The many flowers throughout the Tea Garden and Scroll Garden borders bloomed just in time for Easter. It was an early season, and as at Gaiety Hollow, we are ready to get summer plantings underway.
For many years, a native yew tree stood just south of the house. Alice Brown’s sons enjoyed playing in the hollow old tree and reading Albert Bigelow Paine’s “The Hollow Tree and Deep Woods Book,” which led to the house being named Deepwood. In 1986, the Parks Department removed the tree due to its poor health.

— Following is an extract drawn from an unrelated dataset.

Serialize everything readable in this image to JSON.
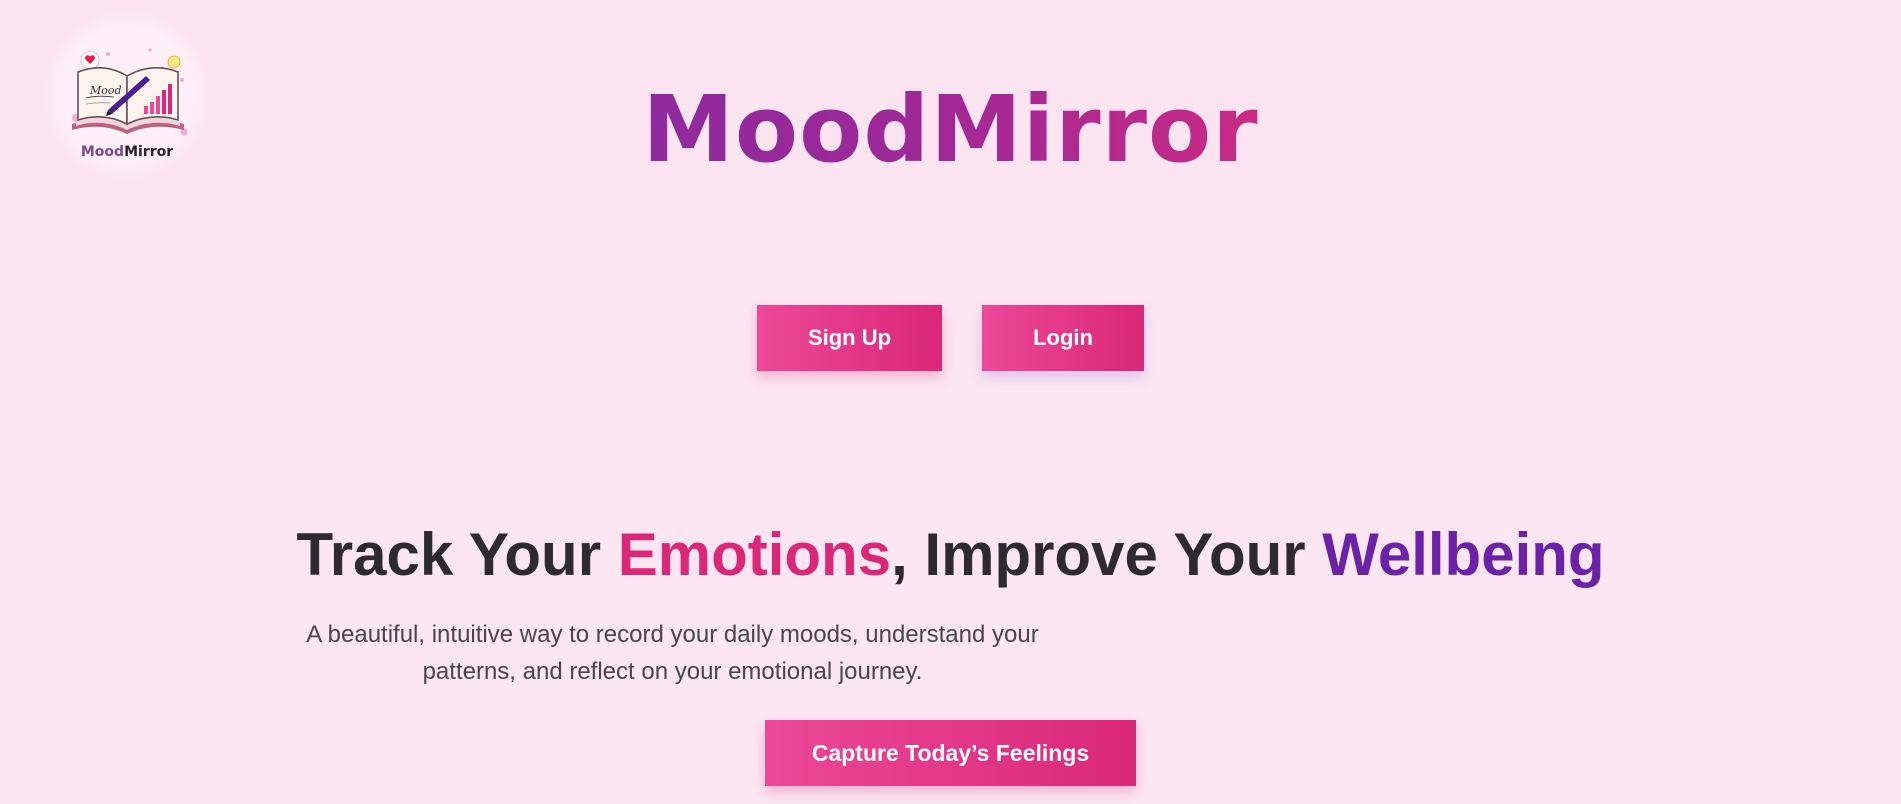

When giving tours and passing the nondescript little lawn, L&S docents would tell the story of the old tree that was no longer there. Both the Historic Landscape Report and Addendum recommended replacing the tree, but decades passed, and a larger specimen was never found. Finally, late last year, we planted a healthy nursery-grown native yew in the old tree’s place.